Michele Catalano tells a story that is emblematic of the far reach of America’s national security state, the stupidity by which it is guided, and the incompetence with which it executes its operations.
In a country where we now know nothing is concealed from the NSA’s all-seeing, never-blinking eye, it’s easy to imagine that with hair-trigger sensitivity the counter-terrorism apparatus can now swing into action at an instant, stamping out any emerging threat.
Inspired by the Tsarnaev brothers, the next miscreant goes online in search of some instruments of death, but before he’s had time to weigh up merits of Fargo versus Presto pressure cookers, law enforcement pounces and nips another plot in the bud — just another day in the relentless effort to keep America safe. Or not.
The Catalano family in Long Island fit the profile. Anyone interested in buying a pressure cooker and a backpack could surely be up to no good and the police were not going to take any chances.
How were the police provided with information about this particular American family’s web-browsing habits? We can only wait to see whether Gen Alexander or any of his cohorts at the NSA are kind enough to volunteer an answer.
Since Catalano recounted her story on Medium earlier today, it’s been picked up by The Guardian and the Atlantic. Naturally, this is being viewed as evidence that in America today, even the most innocent behavior can come under the scrutiny of the state. But a detail that seems just as important is this: the supposedly suspicious behavior that led to this police investigation occurred weeks before the police showed up.
This detail more than anything else perfectly illustrates the way in which excessive state power works: not only is it excessively intrusive but it is equally incompetent. The larger organizations become, the more inefficient they become.
Michele Catalano writes: It was a confluence of magnificent proportions that led six agents from the joint terrorism task force to knock on my door Wednesday morning. Little did we know our seemingly innocent, if curious to a fault, Googling of certain things was creating a perfect storm of terrorism profiling. Because somewhere out there, someone was watching.
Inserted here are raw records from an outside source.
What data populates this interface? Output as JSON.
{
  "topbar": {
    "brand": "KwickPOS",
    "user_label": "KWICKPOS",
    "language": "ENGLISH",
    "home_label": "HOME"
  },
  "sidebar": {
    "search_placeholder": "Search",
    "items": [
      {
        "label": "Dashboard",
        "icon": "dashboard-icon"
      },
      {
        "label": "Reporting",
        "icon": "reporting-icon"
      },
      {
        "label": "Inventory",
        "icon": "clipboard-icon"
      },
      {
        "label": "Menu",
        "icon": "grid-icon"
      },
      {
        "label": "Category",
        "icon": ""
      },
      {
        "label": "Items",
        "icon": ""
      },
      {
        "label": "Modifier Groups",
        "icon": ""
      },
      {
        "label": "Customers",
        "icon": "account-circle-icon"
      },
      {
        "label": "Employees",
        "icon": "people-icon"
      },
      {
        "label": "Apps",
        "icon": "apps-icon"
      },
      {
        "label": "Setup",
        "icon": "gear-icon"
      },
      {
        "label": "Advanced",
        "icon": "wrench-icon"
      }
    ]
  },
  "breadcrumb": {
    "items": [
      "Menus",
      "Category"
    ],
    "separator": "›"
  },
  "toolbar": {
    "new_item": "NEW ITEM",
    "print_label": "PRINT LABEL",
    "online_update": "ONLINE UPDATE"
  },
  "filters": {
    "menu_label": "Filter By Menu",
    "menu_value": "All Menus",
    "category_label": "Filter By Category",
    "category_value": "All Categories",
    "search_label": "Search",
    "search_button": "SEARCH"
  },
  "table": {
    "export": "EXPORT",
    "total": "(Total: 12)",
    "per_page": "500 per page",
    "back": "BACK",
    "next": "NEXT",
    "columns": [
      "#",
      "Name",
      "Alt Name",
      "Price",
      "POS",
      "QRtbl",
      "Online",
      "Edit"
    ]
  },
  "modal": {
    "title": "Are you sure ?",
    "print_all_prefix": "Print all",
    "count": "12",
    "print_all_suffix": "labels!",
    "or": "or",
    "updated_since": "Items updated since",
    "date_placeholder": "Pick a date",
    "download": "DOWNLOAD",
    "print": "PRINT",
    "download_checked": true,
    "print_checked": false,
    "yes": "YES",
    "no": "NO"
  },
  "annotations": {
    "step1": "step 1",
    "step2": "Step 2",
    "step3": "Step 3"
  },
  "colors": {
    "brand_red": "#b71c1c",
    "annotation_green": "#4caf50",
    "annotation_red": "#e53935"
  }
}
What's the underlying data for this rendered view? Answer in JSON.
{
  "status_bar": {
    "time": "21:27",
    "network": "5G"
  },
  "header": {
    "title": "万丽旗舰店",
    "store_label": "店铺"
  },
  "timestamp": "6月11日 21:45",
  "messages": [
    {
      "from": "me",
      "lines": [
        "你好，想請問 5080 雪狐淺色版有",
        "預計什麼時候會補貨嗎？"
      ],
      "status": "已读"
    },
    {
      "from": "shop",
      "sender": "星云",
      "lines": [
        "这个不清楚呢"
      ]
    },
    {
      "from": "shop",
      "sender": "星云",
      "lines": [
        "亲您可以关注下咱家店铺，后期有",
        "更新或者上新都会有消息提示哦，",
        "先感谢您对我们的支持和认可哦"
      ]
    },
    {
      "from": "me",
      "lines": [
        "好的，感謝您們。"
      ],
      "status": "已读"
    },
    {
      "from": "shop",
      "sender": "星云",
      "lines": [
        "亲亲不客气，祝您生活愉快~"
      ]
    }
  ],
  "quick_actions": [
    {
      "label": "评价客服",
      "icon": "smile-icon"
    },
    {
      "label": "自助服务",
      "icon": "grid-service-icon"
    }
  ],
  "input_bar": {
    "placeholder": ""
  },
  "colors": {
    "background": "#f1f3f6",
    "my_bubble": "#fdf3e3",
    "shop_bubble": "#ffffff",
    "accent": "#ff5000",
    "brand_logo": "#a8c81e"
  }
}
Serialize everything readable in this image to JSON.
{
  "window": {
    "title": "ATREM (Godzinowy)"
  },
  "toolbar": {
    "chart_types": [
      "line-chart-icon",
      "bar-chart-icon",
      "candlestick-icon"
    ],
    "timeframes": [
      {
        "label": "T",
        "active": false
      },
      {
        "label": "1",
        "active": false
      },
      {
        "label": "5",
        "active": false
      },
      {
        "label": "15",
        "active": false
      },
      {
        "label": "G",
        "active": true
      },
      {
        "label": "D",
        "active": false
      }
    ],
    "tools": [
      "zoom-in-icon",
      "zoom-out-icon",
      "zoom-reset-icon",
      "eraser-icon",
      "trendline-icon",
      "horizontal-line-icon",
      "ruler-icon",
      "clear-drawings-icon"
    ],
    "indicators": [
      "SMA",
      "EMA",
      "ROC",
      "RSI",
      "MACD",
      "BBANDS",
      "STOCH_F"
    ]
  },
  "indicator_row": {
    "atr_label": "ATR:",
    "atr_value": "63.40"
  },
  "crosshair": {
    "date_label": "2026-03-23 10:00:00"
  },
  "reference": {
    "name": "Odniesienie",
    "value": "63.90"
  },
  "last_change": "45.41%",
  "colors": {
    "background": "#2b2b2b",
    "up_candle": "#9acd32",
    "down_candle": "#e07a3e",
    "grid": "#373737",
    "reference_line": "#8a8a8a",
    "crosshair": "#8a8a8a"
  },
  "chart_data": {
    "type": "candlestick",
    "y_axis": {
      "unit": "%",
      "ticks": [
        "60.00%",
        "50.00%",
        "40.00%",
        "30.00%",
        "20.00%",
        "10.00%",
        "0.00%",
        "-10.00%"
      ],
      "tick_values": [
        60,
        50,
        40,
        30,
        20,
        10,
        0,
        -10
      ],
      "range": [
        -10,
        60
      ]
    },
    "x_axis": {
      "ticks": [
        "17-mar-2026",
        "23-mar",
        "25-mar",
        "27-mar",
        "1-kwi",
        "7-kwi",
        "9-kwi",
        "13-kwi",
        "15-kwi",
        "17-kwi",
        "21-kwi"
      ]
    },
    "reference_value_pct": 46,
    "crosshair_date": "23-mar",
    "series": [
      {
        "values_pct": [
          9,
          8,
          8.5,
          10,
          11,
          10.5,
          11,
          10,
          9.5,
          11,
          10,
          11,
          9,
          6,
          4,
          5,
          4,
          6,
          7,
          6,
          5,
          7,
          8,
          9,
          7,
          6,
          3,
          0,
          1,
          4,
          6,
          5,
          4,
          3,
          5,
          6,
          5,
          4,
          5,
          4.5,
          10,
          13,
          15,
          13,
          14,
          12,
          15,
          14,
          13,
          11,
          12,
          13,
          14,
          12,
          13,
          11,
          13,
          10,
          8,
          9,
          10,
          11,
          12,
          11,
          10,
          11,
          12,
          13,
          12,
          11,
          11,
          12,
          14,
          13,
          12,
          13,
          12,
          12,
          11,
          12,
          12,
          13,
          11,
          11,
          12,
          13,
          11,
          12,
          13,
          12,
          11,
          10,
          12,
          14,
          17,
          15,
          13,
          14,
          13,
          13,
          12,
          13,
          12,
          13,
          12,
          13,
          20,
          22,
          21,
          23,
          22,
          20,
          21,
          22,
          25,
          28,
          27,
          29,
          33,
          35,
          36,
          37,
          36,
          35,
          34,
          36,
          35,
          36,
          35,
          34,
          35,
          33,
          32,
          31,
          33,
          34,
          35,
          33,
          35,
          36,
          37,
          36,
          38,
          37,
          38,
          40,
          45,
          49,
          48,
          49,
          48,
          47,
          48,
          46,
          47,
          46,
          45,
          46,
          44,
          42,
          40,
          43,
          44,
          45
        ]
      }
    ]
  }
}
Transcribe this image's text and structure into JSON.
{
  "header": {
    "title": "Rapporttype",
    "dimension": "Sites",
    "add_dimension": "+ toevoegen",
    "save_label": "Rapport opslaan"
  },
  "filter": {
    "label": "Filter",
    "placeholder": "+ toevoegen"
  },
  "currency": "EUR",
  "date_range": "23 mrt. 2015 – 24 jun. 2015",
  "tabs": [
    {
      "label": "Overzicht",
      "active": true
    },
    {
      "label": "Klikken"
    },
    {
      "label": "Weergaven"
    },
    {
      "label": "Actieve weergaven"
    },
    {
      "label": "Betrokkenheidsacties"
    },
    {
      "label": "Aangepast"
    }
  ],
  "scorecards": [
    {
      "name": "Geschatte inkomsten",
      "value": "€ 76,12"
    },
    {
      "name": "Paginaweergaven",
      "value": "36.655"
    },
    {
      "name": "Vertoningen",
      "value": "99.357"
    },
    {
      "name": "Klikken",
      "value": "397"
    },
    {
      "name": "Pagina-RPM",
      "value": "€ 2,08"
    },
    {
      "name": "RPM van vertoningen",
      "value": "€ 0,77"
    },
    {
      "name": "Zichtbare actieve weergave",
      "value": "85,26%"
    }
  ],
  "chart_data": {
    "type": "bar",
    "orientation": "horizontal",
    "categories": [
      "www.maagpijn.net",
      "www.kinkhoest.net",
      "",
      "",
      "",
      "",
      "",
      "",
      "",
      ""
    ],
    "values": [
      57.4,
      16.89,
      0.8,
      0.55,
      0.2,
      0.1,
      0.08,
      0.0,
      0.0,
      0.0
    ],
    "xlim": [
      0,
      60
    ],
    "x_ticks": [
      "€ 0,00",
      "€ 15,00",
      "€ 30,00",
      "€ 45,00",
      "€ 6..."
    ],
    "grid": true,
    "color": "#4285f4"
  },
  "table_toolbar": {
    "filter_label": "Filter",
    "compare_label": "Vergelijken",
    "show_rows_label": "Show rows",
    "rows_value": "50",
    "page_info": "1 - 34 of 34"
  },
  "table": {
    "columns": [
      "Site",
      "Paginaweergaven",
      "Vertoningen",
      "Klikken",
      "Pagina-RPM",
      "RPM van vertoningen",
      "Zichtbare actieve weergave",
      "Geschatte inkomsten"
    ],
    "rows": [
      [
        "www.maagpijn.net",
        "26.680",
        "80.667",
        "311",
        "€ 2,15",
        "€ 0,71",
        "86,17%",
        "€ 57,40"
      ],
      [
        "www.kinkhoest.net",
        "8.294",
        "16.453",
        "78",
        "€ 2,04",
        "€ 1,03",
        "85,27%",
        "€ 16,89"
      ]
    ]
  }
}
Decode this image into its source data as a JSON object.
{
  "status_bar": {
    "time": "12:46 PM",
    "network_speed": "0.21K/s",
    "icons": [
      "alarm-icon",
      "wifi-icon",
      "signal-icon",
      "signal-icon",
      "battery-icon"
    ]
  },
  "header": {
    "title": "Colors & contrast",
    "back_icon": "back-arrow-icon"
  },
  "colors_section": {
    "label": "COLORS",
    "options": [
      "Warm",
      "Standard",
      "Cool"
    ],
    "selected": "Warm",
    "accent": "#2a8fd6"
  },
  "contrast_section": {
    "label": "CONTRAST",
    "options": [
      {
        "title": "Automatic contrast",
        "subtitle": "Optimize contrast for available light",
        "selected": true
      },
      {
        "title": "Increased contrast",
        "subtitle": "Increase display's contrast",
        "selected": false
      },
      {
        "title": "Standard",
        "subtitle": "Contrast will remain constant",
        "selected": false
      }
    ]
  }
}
Someone whose job it is to piece together the things people do on the internet raised the red flag when they saw our search history.
Most of it was innocent enough. I had researched pressure cookers. My husband was looking for a backpack. And maybe in another time those two things together would have seemed innocuous, but we are in “these times” now. And in these times, when things like the Boston bombing happen, you spend a lot of time on the internet reading about it and, if you are my exceedingly curious news junkie of a twenty-year-old son, you click a lot of links when you read the myriad of stories. You might just read a CNN piece about how bomb making instructions are readily available on the internet and you will in all probability, if you are that kid, click the link provided.
Which might not raise any red flags. Because who wasn’t reading those stories? Who wasn’t clicking those links? But my son’s reading habits combined with my search for a pressure cooker and my husband’s search for a backpack set off an alarm of sorts at the joint terrorism task force headquarters.
That’s how I imagine it played out, anyhow. Lots of bells and whistles and a crowd of task force workers huddled around a computer screen looking at our Google history.
This was weeks ago. I don’t know what took them so long to get here. Maybe they were waiting for some other devious Google search to show up but “what the hell do I do with quinoa” and “Is A-Rod suspended yet” didn’t fit into the equation so they just moved in based on those older searches. [Continue reading…]
President Obama would have us believe that the Boston bombing does not demonstrate the limitations of mass surveillance but on the contrary that the NSA demonstrated its value after the bombing by ruling out the existence of a wider plot.
Or, to put it another way and extend this overused metaphor once more: the NSA’s greatest talent is not its ability to find needles in haystacks but in finding hay in haystacks.